As originally seen on Forbes
What are LinkedIn stories? They are short snack-sized videos you can post to LinkedIn. “Stories” in this sense were first born on Snapchat then Facebook, Instagram, and Twitter followed. They are informal, off-the-cuff videos that allow people to share advice, ideas, hot takes, and pet peeves. It was inevitable they would make their way to LinkedIn, but do we really need them?
If done right, absolutely. Think about it, what better window into your personality, expertise, and knowledge than having a chance to speak live in an informal setting to your connections? Shared knowledge drives LinkedIn, and those who have the most valuable insights and knowledge to share will gain greater visibility. Stories just provides another venue to accomplish this.

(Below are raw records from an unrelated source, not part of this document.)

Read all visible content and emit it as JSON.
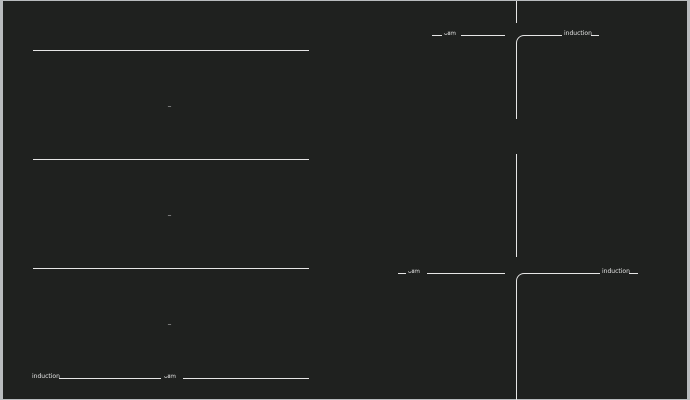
{
  "hob": {
    "left_panel": {
      "zone_markers": [
        "_",
        "_",
        "_"
      ],
      "bottom_label": "induction",
      "bottom_brand": "ᴗᴕꭑ"
    },
    "right_panel": {
      "top_brand": "ᴗᴕꭑ",
      "top_label": "induction",
      "bottom_brand": "ᴗᴕꭑ",
      "bottom_label": "induction"
    }
  }
}
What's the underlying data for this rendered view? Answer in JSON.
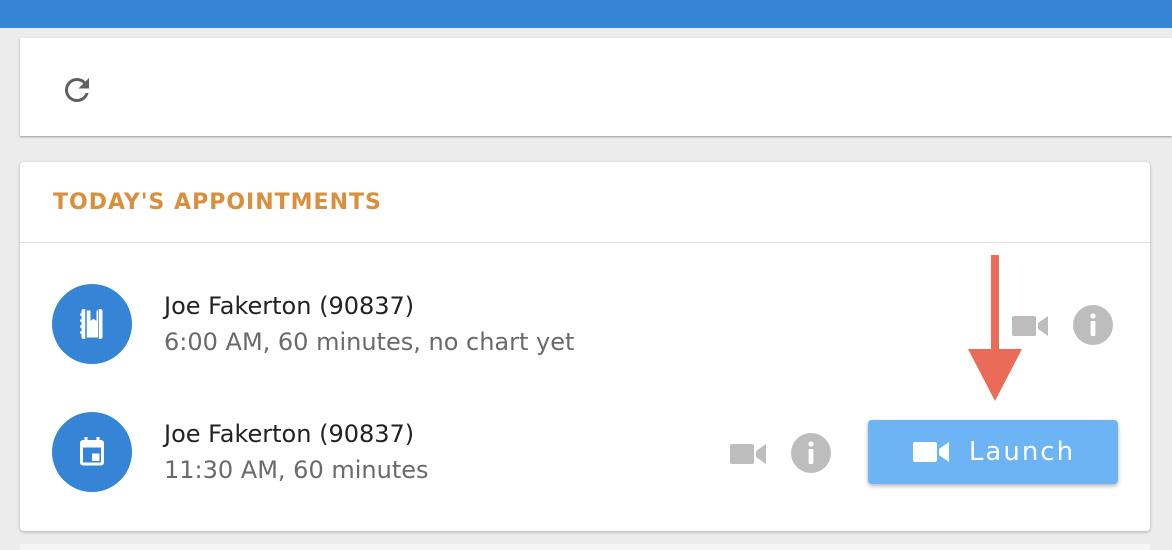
{
  "toolbar": {
    "refresh_icon": "refresh-icon"
  },
  "appointments": {
    "title": "TODAY'S APPOINTMENTS",
    "items": [
      {
        "icon": "notebook-icon",
        "name": "Joe Fakerton (90837)",
        "detail": "6:00 AM, 60 minutes, no chart yet"
      },
      {
        "icon": "calendar-icon",
        "name": "Joe Fakerton (90837)",
        "detail": "11:30 AM, 60 minutes"
      }
    ],
    "launch_label": "Launch"
  },
  "colors": {
    "topbar": "#3584d6",
    "title": "#d98f3b",
    "avatar": "#3584d6",
    "launch": "#6cb4f3",
    "arrow": "#ea6b58",
    "icon_gray": "#bdbdbd"
  }
}
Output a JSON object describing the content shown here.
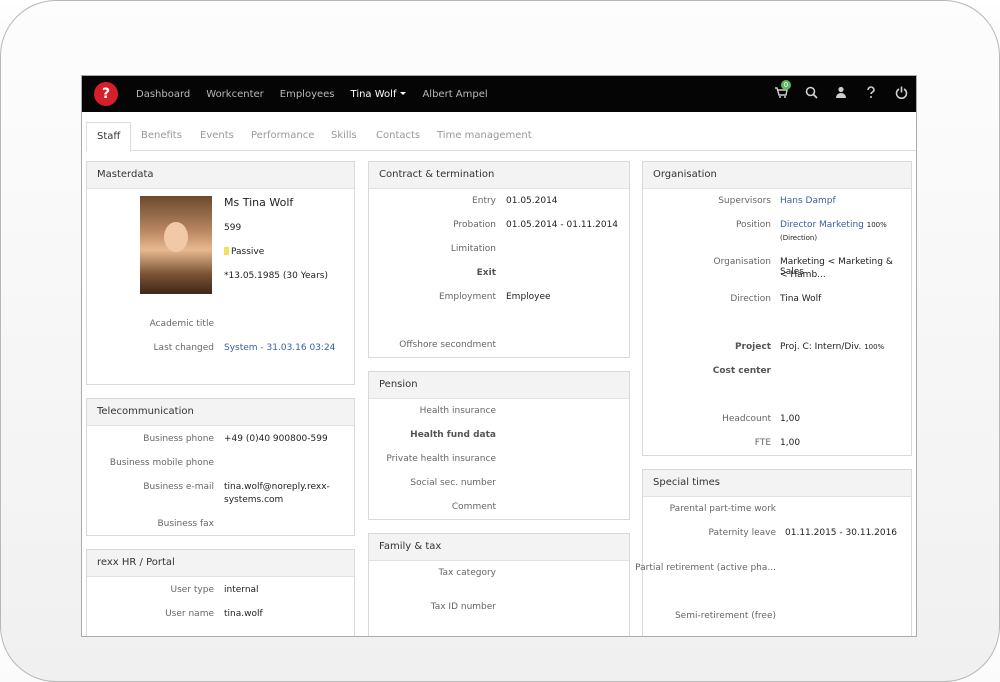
{
  "nav": {
    "items": [
      "Dashboard",
      "Workcenter",
      "Employees"
    ],
    "active": "Tina Wolf",
    "other": "Albert Ampel"
  },
  "topbar": {
    "cart_count": "0",
    "logo_glyph": "?"
  },
  "tabs": [
    "Staff",
    "Benefits",
    "Events",
    "Performance",
    "Skills",
    "Contacts",
    "Time management"
  ],
  "masterdata": {
    "title": "Masterdata",
    "name": "Ms Tina Wolf",
    "id": "599",
    "status": "Passive",
    "birth": "*13.05.1985 (30 Years)",
    "academic_label": "Academic title",
    "changed_label": "Last changed",
    "changed_value": "System - 31.03.16 03:24"
  },
  "telecom": {
    "title": "Telecommunication",
    "business_phone_label": "Business phone",
    "business_phone": "+49 (0)40 900800-599",
    "mobile_label": "Business mobile phone",
    "email_label": "Business e-mail",
    "email_1": "tina.wolf@noreply.rexx-",
    "email_2": "systems.com",
    "fax_label": "Business fax"
  },
  "portal": {
    "title": "rexx HR / Portal",
    "user_type_label": "User type",
    "user_type": "internal",
    "user_name_label": "User name",
    "user_name": "tina.wolf"
  },
  "contract": {
    "title": "Contract & termination",
    "entry_label": "Entry",
    "entry": "01.05.2014",
    "probation_label": "Probation",
    "probation": "01.05.2014 - 01.11.2014",
    "limitation_label": "Limitation",
    "exit_label": "Exit",
    "employment_label": "Employment",
    "employment": "Employee",
    "offshore_label": "Offshore secondment"
  },
  "pension": {
    "title": "Pension",
    "health_label": "Health insurance",
    "fund_label": "Health fund data",
    "private_label": "Private health insurance",
    "social_label": "Social sec. number",
    "comment_label": "Comment"
  },
  "family": {
    "title": "Family & tax",
    "tax_cat_label": "Tax category",
    "tax_id_label": "Tax ID number"
  },
  "org": {
    "title": "Organisation",
    "supervisors_label": "Supervisors",
    "supervisors": "Hans Dampf",
    "position_label": "Position",
    "position": "Director Marketing",
    "position_pct": "100%",
    "position_sub": "(Direction)",
    "org_label": "Organisation",
    "org_1": "Marketing < Marketing & Sales",
    "org_2": "< Hamb...",
    "direction_label": "Direction",
    "direction": "Tina Wolf",
    "project_label": "Project",
    "project": "Proj. C: Intern/Div.",
    "project_pct": "100%",
    "cost_label": "Cost center",
    "headcount_label": "Headcount",
    "headcount": "1,00",
    "fte_label": "FTE",
    "fte": "1,00"
  },
  "special": {
    "title": "Special times",
    "parental_label": "Parental part-time work",
    "paternity_label": "Paternity leave",
    "paternity": "01.11.2015 - 30.11.2016",
    "partial_label": "Partial retirement (active pha...",
    "semi_label": "Semi-retirement (free)"
  },
  "colors": {
    "link": "#3a5da8",
    "status": "#f0e05a",
    "badge": "#5cb85c",
    "logo": "#d61f2a"
  }
}
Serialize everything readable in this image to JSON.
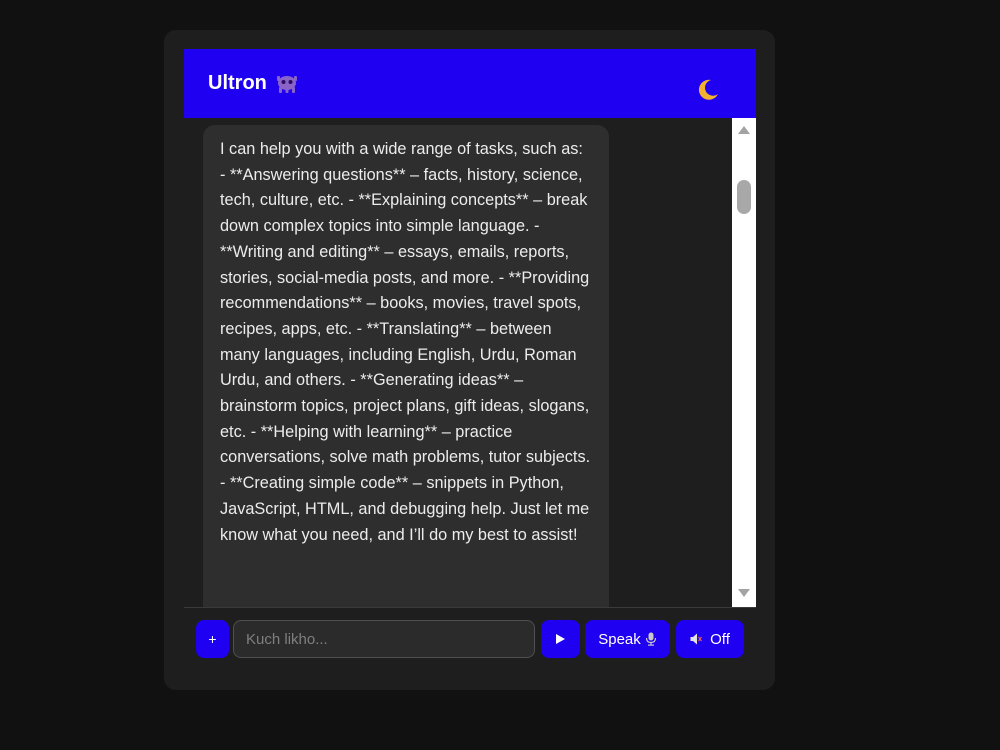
{
  "header": {
    "title": "Ultron",
    "title_icon": "alien-monster-icon",
    "theme_toggle_icon": "crescent-moon-icon"
  },
  "chat": {
    "messages": [
      {
        "role": "assistant",
        "text": "I can help you with a wide range of tasks, such as: - **Answering questions** – facts, history, science, tech, culture, etc. - **Explaining concepts** – break down complex topics into simple language. - **Writing and editing** – essays, emails, reports, stories, social-media posts, and more. - **Providing recommendations** – books, movies, travel spots, recipes, apps, etc. - **Translating** – between many languages, including English, Urdu, Roman Urdu, and others. - **Generating ideas** – brainstorm topics, project plans, gift ideas, slogans, etc. - **Helping with learning** – practice conversations, solve math problems, tutor subjects. - **Creating simple code** – snippets in Python, JavaScript, HTML, and debugging help. Just let me know what you need, and I’ll do my best to assist!"
      }
    ]
  },
  "input_bar": {
    "plus_label": "+",
    "placeholder": "Kuch likho...",
    "value": "",
    "send_icon": "play-triangle-icon",
    "speak_label": "Speak",
    "speak_icon": "microphone-icon",
    "mute_label": "Off",
    "mute_icon": "muted-speaker-icon"
  },
  "colors": {
    "accent": "#2000f0",
    "page_background": "#111111",
    "card_background": "#1e1e1e",
    "bubble_background": "#2e2e2e",
    "text": "#ececec"
  }
}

I recently had the opportunity to sit down and chat with Thibaud Clément, the CEO and Founder of Loomly, about the benefits of stories. He explained the decision of LinkedIn to launch stories this way, “on Facebook, one billion stories [have been] shared. For the Facebook ecosystem, stories are the new news feed. They are becoming the new news feed.” There’s a reason that if you go to Facebook, stories are at the very top of the page. They are the quickest and easiest way to see what is going on in the world, as opposed to taking time to endlessly scroll through your feed.
Will LinkedIn stories take over our news feeds as the most important part? Thibaud thinks it has that potential, “stories give us a unique opportunity to create snackable content to stay on the top of mind of our followers.” LinkedIn’s new stories have the opportunity to revolutionize B2B marketing, but as per usual, at a distance, jumping into this deep end may seem intimidating. Our professionals really ready to post low quality videos shot on their cell phones? It may be a hard sell, but that also just creates opportunities to those ambitious professionals willing to do things differently.
“This is a great opportunity for brands to build transparency around their processes, growing employer brands around employees,” explained Thibaud. This is one of the best ways to give your company a human voice, instead of more business speak on a growing page of faceless corporations.
There is a balance, though, between some really sketchy home recording and an overproduced nightmare. Thibaud recommended that the best way to hit the perfect median is to make sure you have a decent phone camera and prevent too much shaky cam. DJI and gimbals are both great options to prevent image destabilization.
How do we make our stories stand out? Now, I’ve spoken about the LinkedIn algorithm in the past and how it prioritizes and de-prioritizes different posts. Well, there are ways to make stories more visible, as well.
Thibaud’s advice was, “don’t just publish a post once, make it part of a series or a theme.” You want to draw people in and give them a reason to tune into your stories.
As LinkedIn stories continue to evolve, they are worth checking out. I’d love to hear thoughts you have on the experience; join the conversation on my LinkedIn and Twitter. Is anybody absolutely crushing it with their stories? Feel free to email me your examples to firstname.lastname@example.org.
As originally seen on Forbes